As we witnessed Hurricane Matthew barrel through the Caribbean, we are seeing pleas for prayer posted on social media now that it has touched down on U.S. soil. Aside from the controversy of which tragedy is selected for prayer on a mass scale, when this occurs, a vocal minority speaks up out of frustration. They say, “Why are we always praying? We must donate and send supplies. Prayer doesn’t change anything!”
Along with those words, the accusation leveled against people who pray is that they don’t do anything. It’s usually an either/or type of response that they accuse us of—us meaning Christians. The either/or is that they assume that if we pray we’re not doing anything, or if we were doing something, we wouldn’t need to pray.
In order to address the effectiveness of prayer during these times, we need to know why we pray over these situations in the first place. I say this because prayer has been devalued in our culture in some ways. It is merely a kind gesture to people, with prayer reduced to a mechanism of comfort or good will toward those affected by tragedy.

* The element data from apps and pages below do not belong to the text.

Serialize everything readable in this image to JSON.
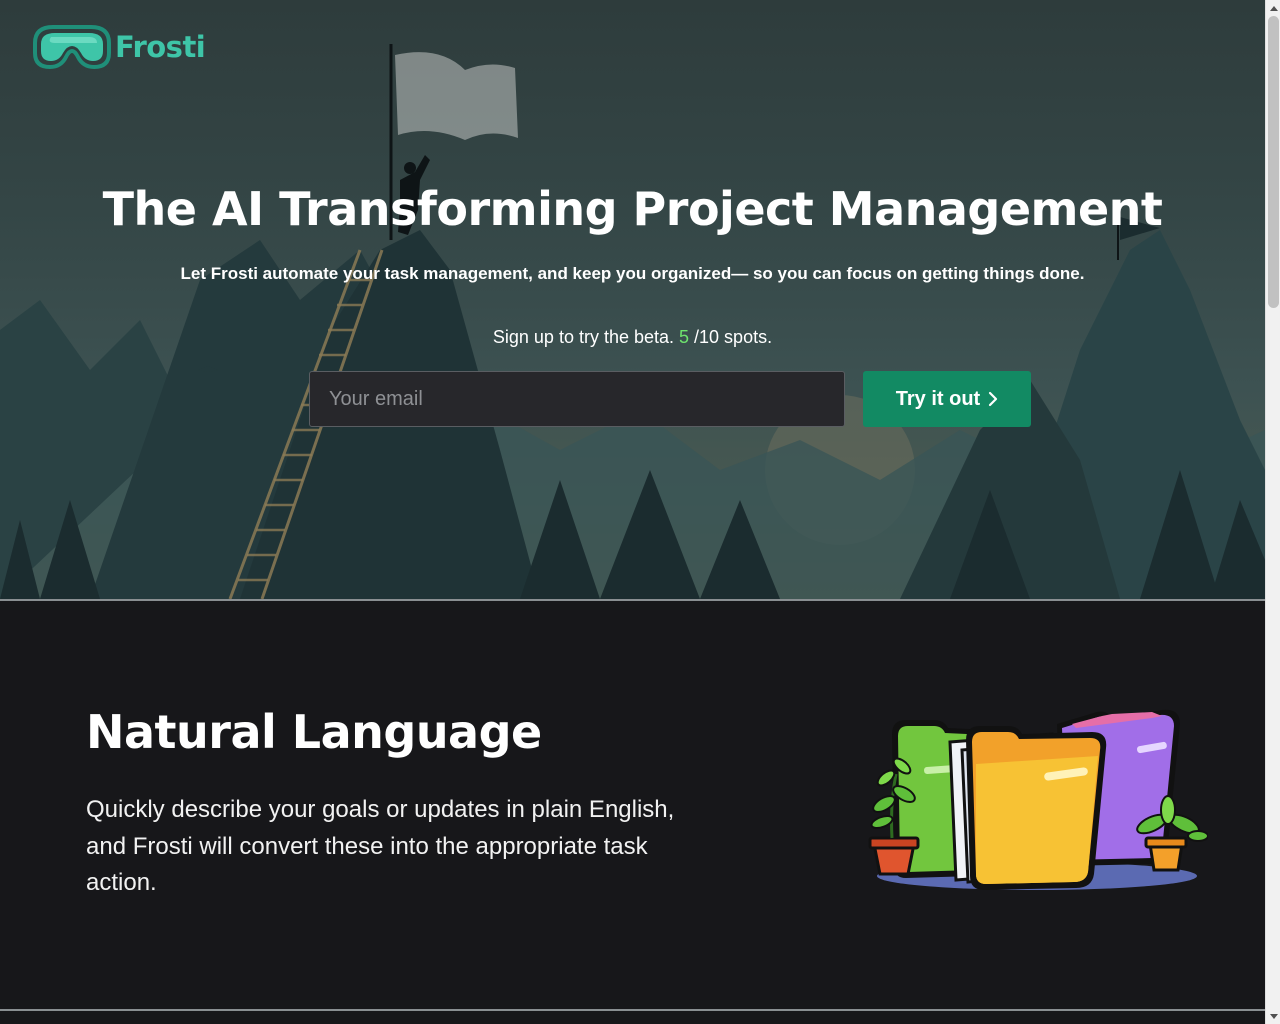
{
  "brand": {
    "name": "Frosti",
    "accent": "#3ec5a8"
  },
  "hero": {
    "title": "The AI Transforming Project Management",
    "subtitle": "Let Frosti automate your task management, and keep you organized— so you can focus on getting things done.",
    "beta_prefix": "Sign up to try the beta. ",
    "beta_count": "5",
    "beta_suffix": " /10 spots.",
    "beta_count_color": "#6ee36e"
  },
  "signup": {
    "email_placeholder": "Your email",
    "button_label": "Try it out",
    "button_color": "#128a63"
  },
  "feature": {
    "title": "Natural Language",
    "description": "Quickly describe your goals or updates in plain English, and Frosti will convert these into the appropriate task action."
  },
  "icons": {
    "logo": "goggles-logo-icon",
    "button": "chevron-right-icon",
    "hero_art": "mountain-ladder-illustration",
    "feature_art": "folders-plants-illustration"
  }
}
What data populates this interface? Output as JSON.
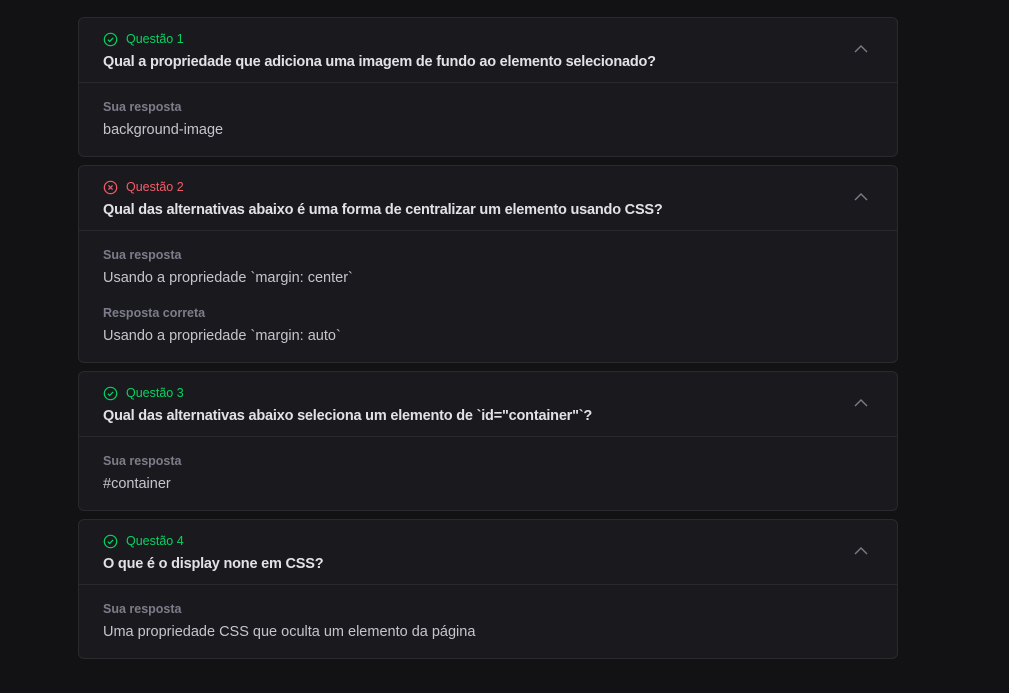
{
  "colors": {
    "success": "#04d361",
    "error": "#f75a68",
    "background": "#121214",
    "card": "#1a1a1e"
  },
  "questions": [
    {
      "status": "correct",
      "status_icon": "check-circle-icon",
      "label": "Questão 1",
      "title": "Qual a propriedade que adiciona uma imagem de fundo ao elemento selecionado?",
      "your_answer_label": "Sua resposta",
      "your_answer": "background-image"
    },
    {
      "status": "wrong",
      "status_icon": "x-circle-icon",
      "label": "Questão 2",
      "title": "Qual das alternativas abaixo é uma forma de centralizar um elemento usando CSS?",
      "your_answer_label": "Sua resposta",
      "your_answer": "Usando a propriedade `margin: center`",
      "correct_answer_label": "Resposta correta",
      "correct_answer": "Usando a propriedade `margin: auto`"
    },
    {
      "status": "correct",
      "status_icon": "check-circle-icon",
      "label": "Questão 3",
      "title": "Qual das alternativas abaixo seleciona um elemento de `id=\"container\"`?",
      "your_answer_label": "Sua resposta",
      "your_answer": "#container"
    },
    {
      "status": "correct",
      "status_icon": "check-circle-icon",
      "label": "Questão 4",
      "title": "O que é o display none em CSS?",
      "your_answer_label": "Sua resposta",
      "your_answer": "Uma propriedade CSS que oculta um elemento da página"
    }
  ]
}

Prayer is more than this. When we pray during or after a tragic circumstance, our purpose is to maintain a God-centered perspective, ask for wisdom and guidance in our response, empower those who are there to help, and empower us to demonstrate His love and compassion. It is not to absolve us of the responsibility to serve those in need or to make us feel good about ourselves. Prayer is an important demonstration of the sovereignty of God over us, and is designed to take the attention off of us in the first place.
The same sovereignty of God that we become aware of when we pray impacts those who are directly involved with recovery efforts, as well as those who are there with ulterior motives. Sin doesn’t stop because of a tragedy. In fact, it is easier to do so because of the vulnerable state that victims and their families are in. So even if we don’t pray and we just donate uncritically to say that we’ve done something, we can end up being a bad steward of our funds if it ends up in the wrong hands.
The book of James says the prayers of the righteous are effective, and the Lord Jesus Himself said to pray that the will of God is done on earth as it is in heaven, so be encouraged that it is through Christ that prayer makes an impact.
You’re called to talk to God because He promised that He will hear you. That has nothing to do with the unbelief of those around you. Be aware that God is confident in Himself and His word, and will do what He has purposed in His heart to do.
We at Grow The Heck Up offer our condolences to the families who have lost loved ones or have been displaced by this hurricane. We pray that the comfort of God will be felt by them all. We also pray that every effort of relief reaches those who are in need.
Hurricane Matthew has hit Haiti the hardest, and Samaritan’s Purse is one organization that is on the ground giving relief to this country. Here’s the link below to donate to them.
Samaritan’s Purse Donation Info: https://www.samaritanspurse.org/article/haiti-samaritans-purse-responding-to-hurricane-matthew/